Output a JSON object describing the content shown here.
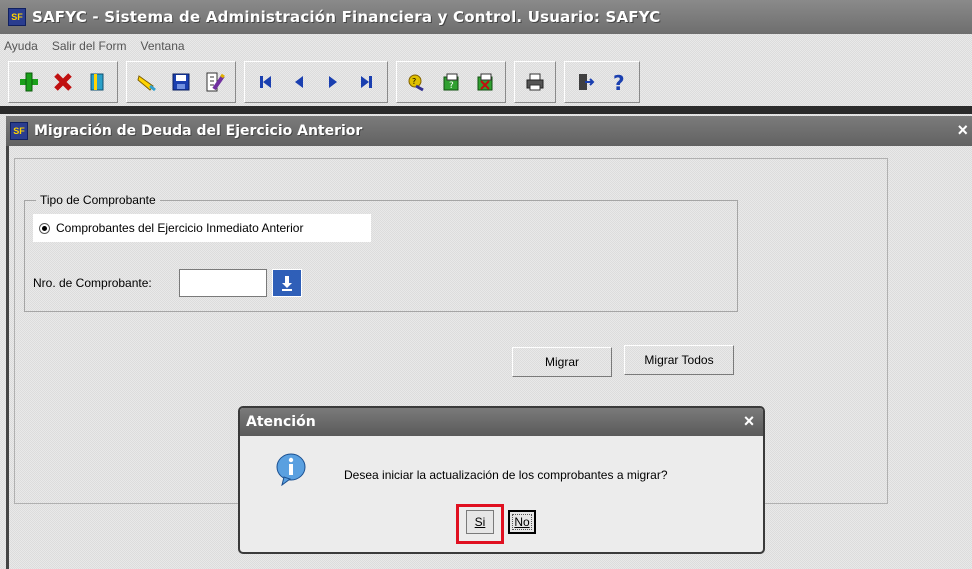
{
  "window": {
    "title": "SAFYC - Sistema de Administración Financiera y Control. Usuario: SAFYC",
    "icon": "app-icon"
  },
  "menu": [
    {
      "label": "Ayuda"
    },
    {
      "label": "Salir del Form"
    },
    {
      "label": "Ventana"
    }
  ],
  "toolbar": {
    "icons": [
      "add-record-icon",
      "delete-record-icon",
      "duplicate-icon",
      "clear-icon",
      "save-icon",
      "edit-icon",
      "first-record-icon",
      "previous-record-icon",
      "next-record-icon",
      "last-record-icon",
      "execute-query-icon",
      "enter-query-icon",
      "cancel-query-icon",
      "print-icon",
      "exit-icon",
      "help-icon"
    ]
  },
  "form": {
    "title": "Migración de Deuda del Ejercicio Anterior",
    "close_label": "×",
    "tipo_legend": "Tipo de Comprobante",
    "radio_label": "Comprobantes del Ejercicio Inmediato Anterior",
    "nro_label": "Nro. de Comprobante:",
    "nro_value": "",
    "migrar_label": "Migrar",
    "migrar_todos_label": "Migrar Todos"
  },
  "dialog": {
    "title": "Atención",
    "close_label": "×",
    "icon": "info-icon",
    "message": "Desea iniciar la actualización de los comprobantes a migrar?",
    "yes_label": "Si",
    "no_label": "No",
    "highlight_color": "#e01020"
  },
  "colors": {
    "titlebar": "#6e6e6e",
    "lov_button": "#2f5fb8"
  }
}
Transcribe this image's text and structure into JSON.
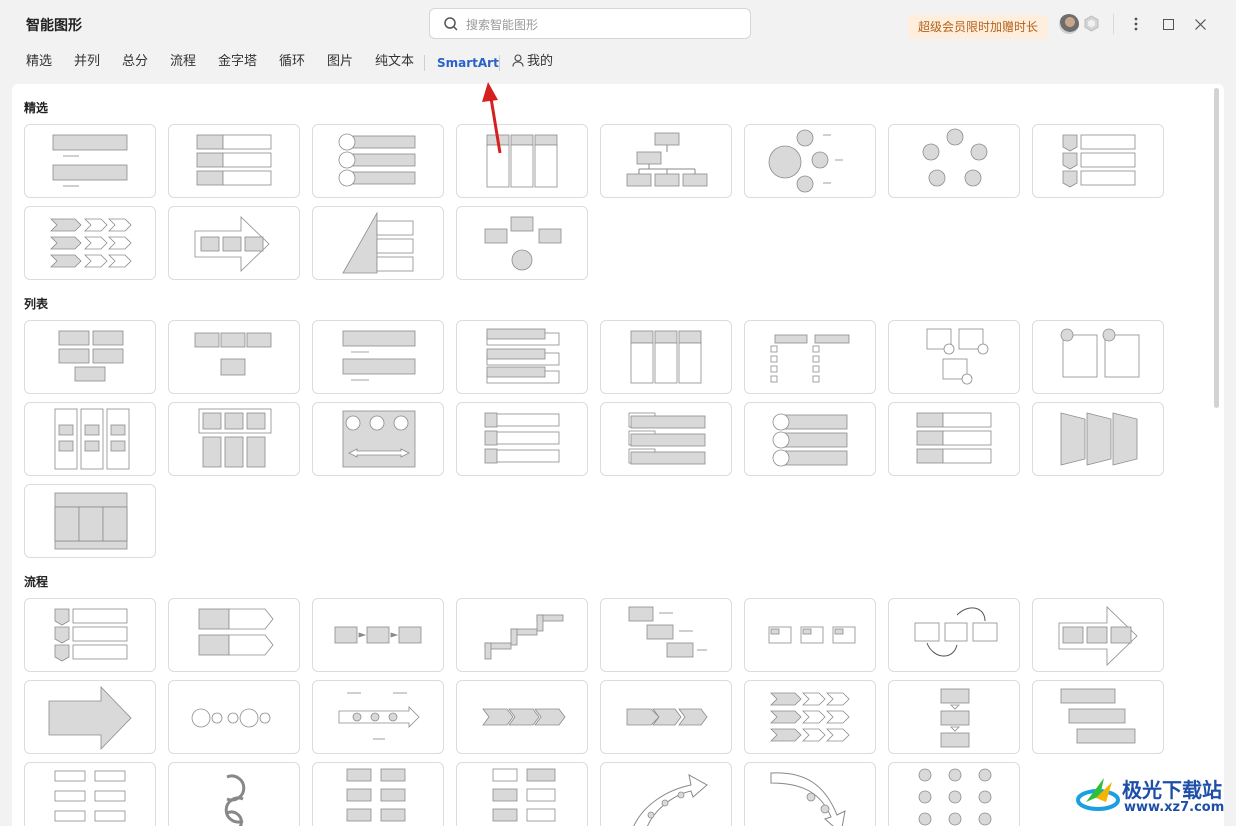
{
  "window": {
    "title": "智能图形",
    "search_placeholder": "搜索智能图形",
    "vip_label": "超级会员限时加赠时长",
    "controls": [
      "more-icon",
      "maximize-icon",
      "close-icon"
    ]
  },
  "tabs": [
    {
      "label": "精选"
    },
    {
      "label": "并列"
    },
    {
      "label": "总分"
    },
    {
      "label": "流程"
    },
    {
      "label": "金字塔"
    },
    {
      "label": "循环"
    },
    {
      "label": "图片"
    },
    {
      "label": "纯文本"
    },
    {
      "label": "SmartArt",
      "active": true
    },
    {
      "label": "我的"
    }
  ],
  "sections": [
    {
      "title": "精选",
      "templates": [
        "list-boxes",
        "bullet-rows",
        "circle-bars",
        "columns",
        "org-chart",
        "radial-circles",
        "cycle",
        "chevron-list",
        "chevron-process",
        "arrow-process",
        "pyramid-list",
        "converging"
      ]
    },
    {
      "title": "列表",
      "templates": [
        "block-grid",
        "grouped-list",
        "horizontal-bullets",
        "stacked-tabs",
        "column-list",
        "checklist",
        "picture-cards",
        "picture-frames",
        "tile-columns",
        "table-list",
        "picture-strip",
        "tab-list",
        "bullet-bars",
        "circle-list",
        "label-list",
        "trapezoid-list",
        "table-hierarchy"
      ]
    },
    {
      "title": "流程",
      "templates": [
        "chevron-steps",
        "arrow-bullets",
        "basic-process",
        "staircase",
        "bending-process",
        "box-process",
        "cycle-process",
        "arrow-boxes",
        "big-arrow",
        "circle-timeline",
        "timeline-arrow",
        "chevron-row",
        "pentagon-row",
        "chevron-lists",
        "vertical-process",
        "stair-down",
        "grid-process",
        "circular-arrows",
        "snake-process",
        "branch-process",
        "curved-arrow",
        "down-arrow",
        "circle-grid"
      ]
    }
  ],
  "colors": {
    "accent": "#2a62c9",
    "shape_fill": "#d9d9d9",
    "shape_stroke": "#8c8c8c",
    "annotation_arrow": "#d62020"
  },
  "watermark": {
    "text": "极光下载站",
    "url": "www.xz7.com"
  }
}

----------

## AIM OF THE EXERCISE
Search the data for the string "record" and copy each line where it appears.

## ANSWER AREA
      "add-record-icon",
      "delete-record-icon",
      "first-record-icon",
      "previous-record-icon",
      "next-record-icon",
      "last-record-icon",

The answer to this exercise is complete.